While the Conservatives are right to raise the issue so that the project receives public oversight and can be reviewed, it’s a bit paranoid of them to suggest StatsCan would deviate from its well-earned reputation of protecting the private data it collects from and about individual citizens. While banking information, which can reveal debt loads and purchasing patterns, is considered highly private by Canadians, such information isn’t particularly more sensitive than other personal information that Statistics Canada has collected for decades. As with other information collected by the agency, individual data is never shared with other federal government departments and is only used to reveal demographic trends that can lead hopefully to good public policy.
But neither should the prime minister dismiss the fears of Canadians concerned about overreach by our national statistical agency, especially in this age of increasingly digital information. Given recent data breaches by companies such as Facebook, Cambridge Analytica and others, Canadians are right to be concerned about how their private data is being collected and used.

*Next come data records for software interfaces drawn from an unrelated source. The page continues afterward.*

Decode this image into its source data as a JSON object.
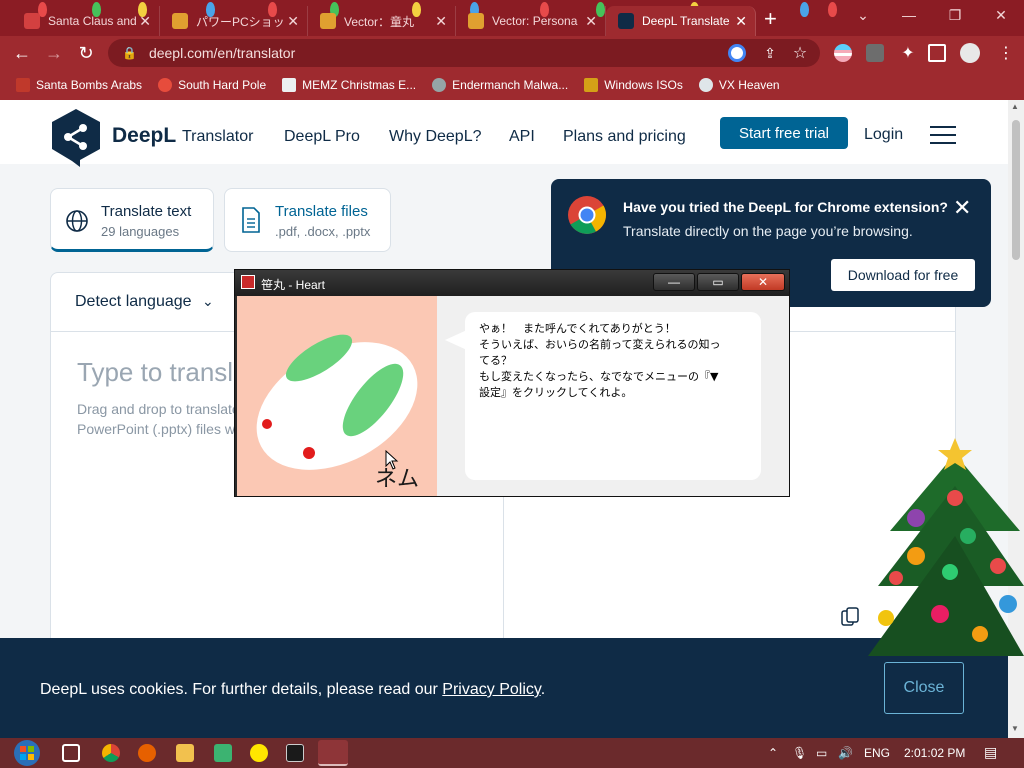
{
  "browser": {
    "tabs": [
      {
        "title": "Santa Claus and",
        "active": false
      },
      {
        "title": "パワーPCショップ",
        "active": false
      },
      {
        "title": "Vector：童丸 ",
        "active": false
      },
      {
        "title": "Vector: Persona",
        "active": false
      },
      {
        "title": "DeepL Translate",
        "active": true
      }
    ],
    "new_tab": "+",
    "url": "deepl.com/en/translator",
    "bookmarks": [
      "Santa Bombs Arabs",
      "South Hard Pole",
      "MEMZ Christmas E...",
      "Endermanch Malwa...",
      "Windows ISOs",
      "VX Heaven"
    ]
  },
  "site": {
    "brand": "DeepL",
    "brand_sub": "Translator",
    "nav": [
      "DeepL Pro",
      "Why DeepL?",
      "API",
      "Plans and pricing"
    ],
    "trial_button": "Start free trial",
    "login": "Login",
    "modes": [
      {
        "title": "Translate text",
        "sub": "29 languages"
      },
      {
        "title": "Translate files",
        "sub": ".pdf, .docx, .pptx"
      }
    ],
    "source_lang": "Detect language",
    "placeholder": "Type to translate",
    "hint_line1": "Drag and drop to translate",
    "hint_line2": "PowerPoint (.pptx) files w"
  },
  "chrome_promo": {
    "heading": "Have you tried the DeepL for Chrome extension?",
    "sub": "Translate directly on the page you’re browsing.",
    "download": "Download for free"
  },
  "cookie": {
    "text": "DeepL uses cookies. For further details, please read our",
    "link": "Privacy Policy",
    "tail": ".",
    "close": "Close"
  },
  "popup": {
    "title": "笹丸 - Heart",
    "lines": [
      "やぁ！　また呼んでくれてありがとう！",
      "そういえば、おいらの名前って変えられるの知っ",
      "てる？",
      "もし変えたくなったら、なでなでメニューの『▼",
      "設定』をクリックしてくれよ。"
    ],
    "signature": "ネム"
  },
  "taskbar": {
    "lang": "ENG",
    "time": "2:01:02 PM"
  },
  "colors": {
    "chrome_frame": "#9e2a2f",
    "deepl_navy": "#0f2b46",
    "deepl_blue": "#006494"
  }
}
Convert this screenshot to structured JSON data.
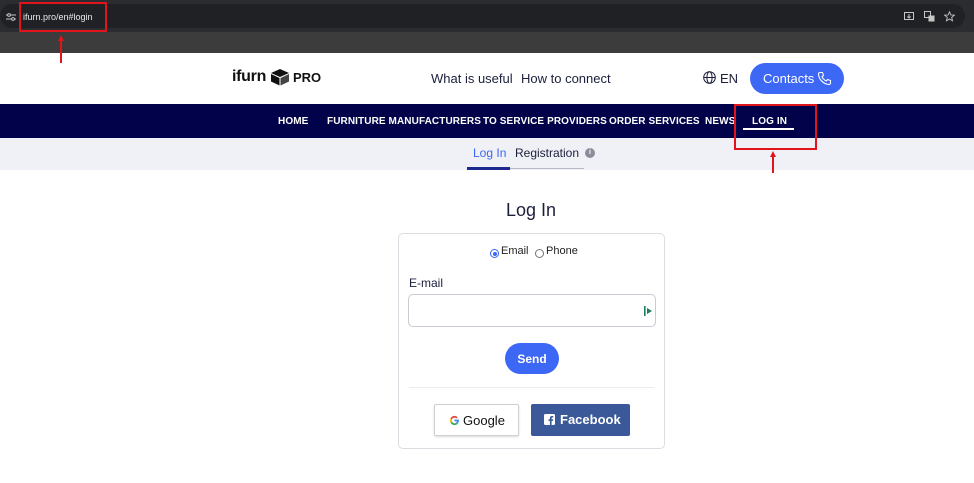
{
  "browser": {
    "url": "ifurn.pro/en#login"
  },
  "header": {
    "logo_text": "ifurn",
    "logo_suffix": "PRO",
    "links": [
      "What is useful",
      "How to connect"
    ],
    "language": "EN",
    "contacts_label": "Contacts"
  },
  "nav": {
    "items": [
      "HOME",
      "FURNITURE MANUFACTURERS",
      "TO SERVICE PROVIDERS",
      "ORDER SERVICES",
      "NEWS",
      "LOG IN"
    ],
    "active": "LOG IN"
  },
  "tabs": {
    "login": "Log In",
    "registration": "Registration",
    "info_glyph": "i"
  },
  "form": {
    "title": "Log In",
    "method_email": "Email",
    "method_phone": "Phone",
    "selected_method": "Email",
    "email_label": "E-mail",
    "email_value": "",
    "email_placeholder": "",
    "send_label": "Send",
    "google_label": "Google",
    "facebook_label": "Facebook"
  },
  "colors": {
    "accent": "#3d67f5",
    "nav_background": "#02024a",
    "facebook": "#3b5998",
    "annotation": "#e0151b"
  }
}
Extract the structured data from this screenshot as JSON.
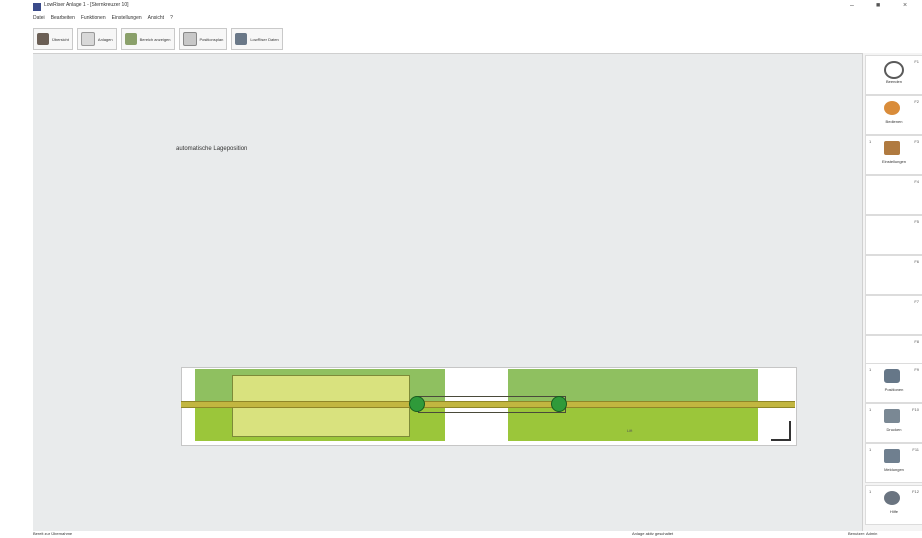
{
  "window": {
    "title": "LowRiser Anlage 1 - [Sternkreuzer 10]",
    "controls": [
      "–",
      "■",
      "×"
    ]
  },
  "menu": [
    "Datei",
    "Bearbeiten",
    "Funktionen",
    "Einstellungen",
    "Ansicht",
    "?"
  ],
  "toolbar": [
    {
      "label": "Übersicht",
      "icon": "overview-icon"
    },
    {
      "label": "Anlagen",
      "icon": "plant-icon"
    },
    {
      "label": "Bereich anzeigen",
      "icon": "area-icon"
    },
    {
      "label": "Positionsplan",
      "icon": "plan-icon"
    },
    {
      "label": "LowRiser Daten",
      "icon": "data-icon"
    }
  ],
  "canvas": {
    "caption": "automatische Lageposition",
    "small_label": "Lift"
  },
  "colors": {
    "green_dark": "#8fc060",
    "green_light": "#9bc63a",
    "yellow_green": "#d9e27e",
    "node": "#2f9a3a"
  },
  "sidebar": [
    {
      "label": "Beenden",
      "fkey": "F1",
      "icon": "power-icon",
      "color": "#5a5a5a",
      "marker": ""
    },
    {
      "label": "Bedienen",
      "fkey": "F2",
      "icon": "operate-icon",
      "color": "#d98c3a",
      "marker": ""
    },
    {
      "label": "Einstellungen",
      "fkey": "F3",
      "icon": "settings-icon",
      "color": "#b07a40",
      "marker": "1"
    },
    {
      "label": "",
      "fkey": "F4",
      "icon": "",
      "color": "",
      "marker": ""
    },
    {
      "label": "",
      "fkey": "F5",
      "icon": "",
      "color": "",
      "marker": ""
    },
    {
      "label": "",
      "fkey": "F6",
      "icon": "",
      "color": "",
      "marker": ""
    },
    {
      "label": "",
      "fkey": "F7",
      "icon": "",
      "color": "",
      "marker": ""
    },
    {
      "label": "",
      "fkey": "F8",
      "icon": "",
      "color": "",
      "marker": ""
    },
    {
      "label": "Positionen",
      "fkey": "F9",
      "icon": "positions-icon",
      "color": "#667788",
      "marker": "1"
    },
    {
      "label": "Drucken",
      "fkey": "F10",
      "icon": "print-icon",
      "color": "#7a8894",
      "marker": "1"
    },
    {
      "label": "Meldungen",
      "fkey": "F11",
      "icon": "messages-icon",
      "color": "#6f7f8f",
      "marker": "1"
    },
    {
      "label": "Hilfe",
      "fkey": "F12",
      "icon": "help-icon",
      "color": "#6a7480",
      "marker": "1"
    }
  ],
  "status": {
    "left": "Bereit zur Übernahme",
    "middle": "Anlage aktiv geschaltet",
    "right": "Benutzer: Admin"
  }
}
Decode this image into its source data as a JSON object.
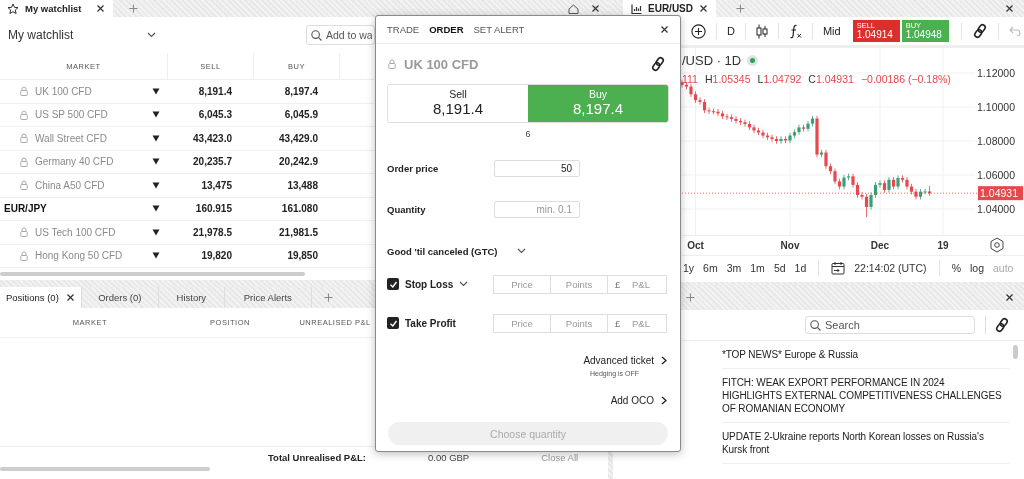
{
  "watchlist": {
    "tab": {
      "label": "My watchlist"
    },
    "title": "My watchlist",
    "search": {
      "placeholder": "Add to wa"
    },
    "columns": [
      "MARKET",
      "SELL",
      "BUY"
    ],
    "rows": [
      {
        "market": "UK 100 CFD",
        "locked": true,
        "sell": "8,191.4",
        "buy": "8,197.4"
      },
      {
        "market": "US SP 500 CFD",
        "locked": true,
        "sell": "6,045.3",
        "buy": "6,045.9"
      },
      {
        "market": "Wall Street CFD",
        "locked": true,
        "sell": "43,423.0",
        "buy": "43,429.0"
      },
      {
        "market": "Germany 40 CFD",
        "locked": true,
        "sell": "20,235.7",
        "buy": "20,242.9"
      },
      {
        "market": "China A50 CFD",
        "locked": true,
        "sell": "13,475",
        "buy": "13,488"
      },
      {
        "market": "EUR/JPY",
        "locked": false,
        "sell": "160.915",
        "buy": "161.080"
      },
      {
        "market": "US Tech 100 CFD",
        "locked": true,
        "sell": "21,978.5",
        "buy": "21,981.5"
      },
      {
        "market": "Hong Kong 50 CFD",
        "locked": true,
        "sell": "19,820",
        "buy": "19,850"
      }
    ]
  },
  "positions": {
    "tabs": [
      {
        "label": "Positions (0)",
        "selected": true
      },
      {
        "label": "Orders (0)",
        "selected": false
      },
      {
        "label": "History",
        "selected": false
      },
      {
        "label": "Price Alerts",
        "selected": false
      }
    ],
    "columns": [
      "MARKET",
      "POSITION",
      "UNREALISED P&L"
    ],
    "footer": {
      "label": "Total Unrealised P&L:",
      "value": "0.00 GBP",
      "action": "Close All"
    }
  },
  "chart": {
    "tab": {
      "label": "EUR/USD"
    },
    "toolbar": {
      "interval": "D",
      "price_type": "Mid",
      "quotes": [
        {
          "kind": "sell",
          "label": "SELL",
          "value": "1.04914"
        },
        {
          "kind": "buy",
          "label": "BUY",
          "value": "1.04948"
        }
      ]
    },
    "title": "/USD · 1D",
    "ohlc_cut": "111",
    "ohlc": [
      {
        "label": "H",
        "value": "1.05345"
      },
      {
        "label": "L",
        "value": "1.04792"
      },
      {
        "label": "C",
        "value": "1.04931"
      }
    ],
    "change": "−0.00186 (−0.18%)",
    "last_price": "1.04931",
    "chart_data": {
      "type": "candlestick",
      "categories": [
        null,
        null,
        null,
        "Oct",
        null,
        null,
        null,
        null,
        null,
        null,
        null,
        null,
        null,
        null,
        null,
        null,
        null,
        null,
        null,
        null,
        null,
        null,
        null,
        null,
        "Nov",
        null,
        null,
        null,
        null,
        null,
        null,
        null,
        null,
        null,
        null,
        null,
        null,
        null,
        null,
        null,
        null,
        null,
        null,
        null,
        "Dec",
        null,
        null,
        null,
        null,
        null,
        null,
        null,
        null,
        null,
        null,
        null,
        null,
        null,
        "19"
      ],
      "ylim": [
        1.0247,
        1.1347
      ],
      "grid": true,
      "ref_lines": [
        {
          "axis": "y",
          "value": 1.04931
        }
      ],
      "ohlc": [
        [
          1.1145,
          1.1161,
          1.1114,
          1.113
        ],
        [
          1.113,
          1.1146,
          1.1104,
          1.112
        ],
        [
          1.112,
          1.1136,
          1.1059,
          1.1075
        ],
        [
          1.1075,
          1.1091,
          1.1024,
          1.104
        ],
        [
          1.104,
          1.1056,
          1.1014,
          1.103
        ],
        [
          1.103,
          1.1046,
          1.0964,
          1.098
        ],
        [
          1.098,
          1.0996,
          1.0959,
          1.0975
        ],
        [
          1.0975,
          1.0991,
          1.0956,
          1.0972
        ],
        [
          1.0972,
          1.0988,
          1.0946,
          1.0962
        ],
        [
          1.0962,
          1.0978,
          1.0929,
          1.0945
        ],
        [
          1.0945,
          1.0961,
          1.0924,
          1.094
        ],
        [
          1.094,
          1.0956,
          1.0914,
          1.093
        ],
        [
          1.093,
          1.0946,
          1.0902,
          1.0918
        ],
        [
          1.0918,
          1.0934,
          1.0894,
          1.091
        ],
        [
          1.091,
          1.0926,
          1.0884,
          1.09
        ],
        [
          1.09,
          1.0916,
          1.0864,
          1.088
        ],
        [
          1.088,
          1.0896,
          1.0846,
          1.0862
        ],
        [
          1.0862,
          1.0878,
          1.0834,
          1.085
        ],
        [
          1.085,
          1.0866,
          1.0816,
          1.0832
        ],
        [
          1.0832,
          1.0848,
          1.0806,
          1.0822
        ],
        [
          1.0822,
          1.0838,
          1.0796,
          1.0812
        ],
        [
          1.0812,
          1.0828,
          1.0784,
          1.08
        ],
        [
          1.08,
          1.0828,
          1.0784,
          1.0812
        ],
        [
          1.0812,
          1.0828,
          1.0787,
          1.0803
        ],
        [
          1.0803,
          1.0848,
          1.0787,
          1.0832
        ],
        [
          1.0832,
          1.0868,
          1.0816,
          1.0852
        ],
        [
          1.0852,
          1.0896,
          1.0836,
          1.088
        ],
        [
          1.088,
          1.0896,
          1.0856,
          1.0872
        ],
        [
          1.0872,
          1.0918,
          1.0856,
          1.0902
        ],
        [
          1.0902,
          1.0948,
          1.0886,
          1.0932
        ],
        [
          1.0932,
          1.0948,
          1.0704,
          1.072
        ],
        [
          1.072,
          1.0748,
          1.0704,
          1.0732
        ],
        [
          1.0732,
          1.0748,
          1.0636,
          1.0652
        ],
        [
          1.0652,
          1.0668,
          1.0606,
          1.0622
        ],
        [
          1.0622,
          1.0638,
          1.0546,
          1.0562
        ],
        [
          1.0562,
          1.0578,
          1.0516,
          1.0532
        ],
        [
          1.0532,
          1.0601,
          1.0516,
          1.0585
        ],
        [
          1.0585,
          1.0608,
          1.0569,
          1.0592
        ],
        [
          1.0592,
          1.0608,
          1.0526,
          1.0542
        ],
        [
          1.0542,
          1.0558,
          1.0466,
          1.0482
        ],
        [
          1.0482,
          1.0498,
          1.0456,
          1.0472
        ],
        [
          1.0472,
          1.0488,
          1.0352,
          1.0412
        ],
        [
          1.0412,
          1.0498,
          1.0396,
          1.0482
        ],
        [
          1.0482,
          1.0558,
          1.0466,
          1.0542
        ],
        [
          1.0542,
          1.0568,
          1.0526,
          1.0552
        ],
        [
          1.0552,
          1.0568,
          1.0496,
          1.0512
        ],
        [
          1.0512,
          1.0588,
          1.0496,
          1.0572
        ],
        [
          1.0572,
          1.0588,
          1.0516,
          1.0532
        ],
        [
          1.0532,
          1.0598,
          1.0516,
          1.0582
        ],
        [
          1.0582,
          1.0598,
          1.0556,
          1.0572
        ],
        [
          1.0572,
          1.0588,
          1.0516,
          1.0532
        ],
        [
          1.0532,
          1.0548,
          1.0486,
          1.0502
        ],
        [
          1.0502,
          1.0518,
          1.0456,
          1.0472
        ],
        [
          1.0472,
          1.0518,
          1.0456,
          1.0502
        ],
        [
          1.0502,
          1.0519,
          1.0486,
          1.0503
        ],
        [
          1.0503,
          1.0535,
          1.0479,
          1.0493
        ],
        null,
        null,
        null
      ],
      "yticks": [
        {
          "value": 1.12,
          "label": "1.12000"
        },
        {
          "value": 1.1,
          "label": "1.10000"
        },
        {
          "value": 1.08,
          "label": "1.08000"
        },
        {
          "value": 1.06,
          "label": "1.06000"
        },
        {
          "value": 1.04,
          "label": "1.04000"
        }
      ]
    },
    "ranges": [
      "1y",
      "6m",
      "3m",
      "1m",
      "5d",
      "1d"
    ],
    "time": "22:14:02 (UTC)",
    "scale_options": [
      {
        "label": "%",
        "disabled": false
      },
      {
        "label": "log",
        "disabled": false
      },
      {
        "label": "auto",
        "disabled": true
      }
    ]
  },
  "news": {
    "search": {
      "placeholder": "Search"
    },
    "items": [
      "*TOP NEWS* Europe & Russia",
      "FITCH: WEAK EXPORT PERFORMANCE IN 2024 HIGHLIGHTS EXTERNAL COMPETITIVENESS CHALLENGES OF ROMANIAN ECONOMY",
      "UPDATE 2-Ukraine reports North Korean losses on Russia's Kursk front"
    ]
  },
  "order_ticket": {
    "tabs": [
      {
        "label": "TRADE",
        "selected": false
      },
      {
        "label": "ORDER",
        "selected": true
      },
      {
        "label": "SET ALERT",
        "selected": false
      }
    ],
    "instrument": "UK 100 CFD",
    "locked": true,
    "sides": [
      {
        "label": "Sell",
        "price": "8,191.4",
        "selected": false
      },
      {
        "label": "Buy",
        "price": "8,197.4",
        "selected": true
      }
    ],
    "spread": "6",
    "fields": [
      {
        "label": "Order price",
        "value": "50"
      },
      {
        "label": "Quantity",
        "placeholder": "min. 0.1"
      }
    ],
    "duration": "Good 'til canceled (GTC)",
    "protections": [
      {
        "label": "Stop Loss",
        "checked": true,
        "has_menu": true,
        "inputs": [
          {
            "placeholder": "Price"
          },
          {
            "placeholder": "Points"
          },
          {
            "currency": "£",
            "placeholder": "P&L"
          }
        ]
      },
      {
        "label": "Take Profit",
        "checked": true,
        "has_menu": false,
        "inputs": [
          {
            "placeholder": "Price"
          },
          {
            "placeholder": "Points"
          },
          {
            "currency": "£",
            "placeholder": "P&L"
          }
        ]
      }
    ],
    "links": [
      {
        "label": "Advanced ticket",
        "note": "Hedging is OFF"
      },
      {
        "label": "Add OCO"
      }
    ],
    "submit": {
      "label": "Choose quantity",
      "disabled": true
    }
  }
}
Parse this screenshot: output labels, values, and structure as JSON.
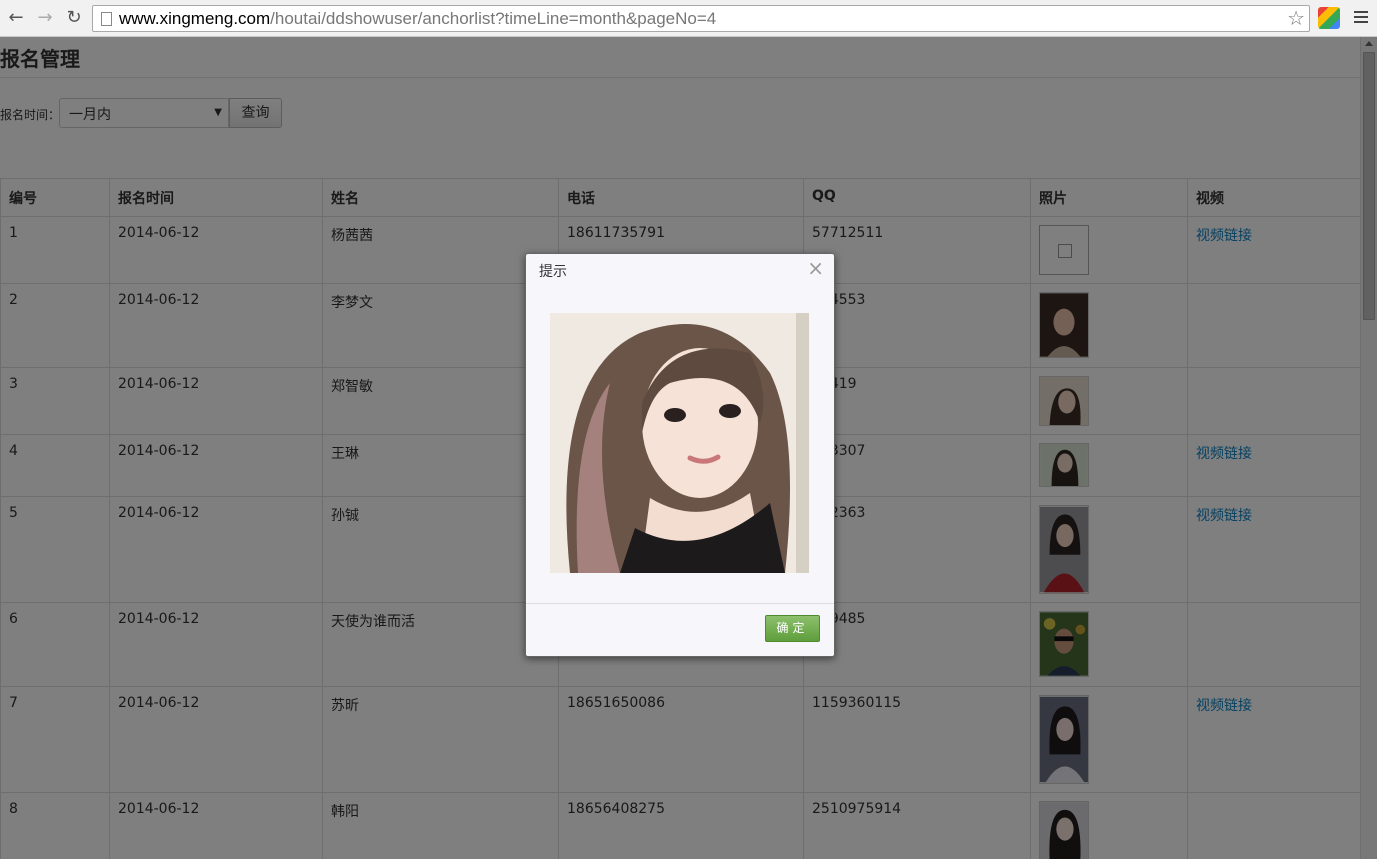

Just saying “trust us” doesn’t sit well.
Many Canadians believe that privacy should mean the right not to share personal information — especially when compelled by threat of punishment — not just the right that government will be careful with it.
The legislation enabling Statistics Canada needs to be reviewed, especially given the increasing importance of digital data and the ease with which large volumes of private information can be shared. The Statistics Act gives the agency too-broad powers to demand data from Canadians. Just because it can collect any private data should not mean that any data it’s curious about should necessarily be collected.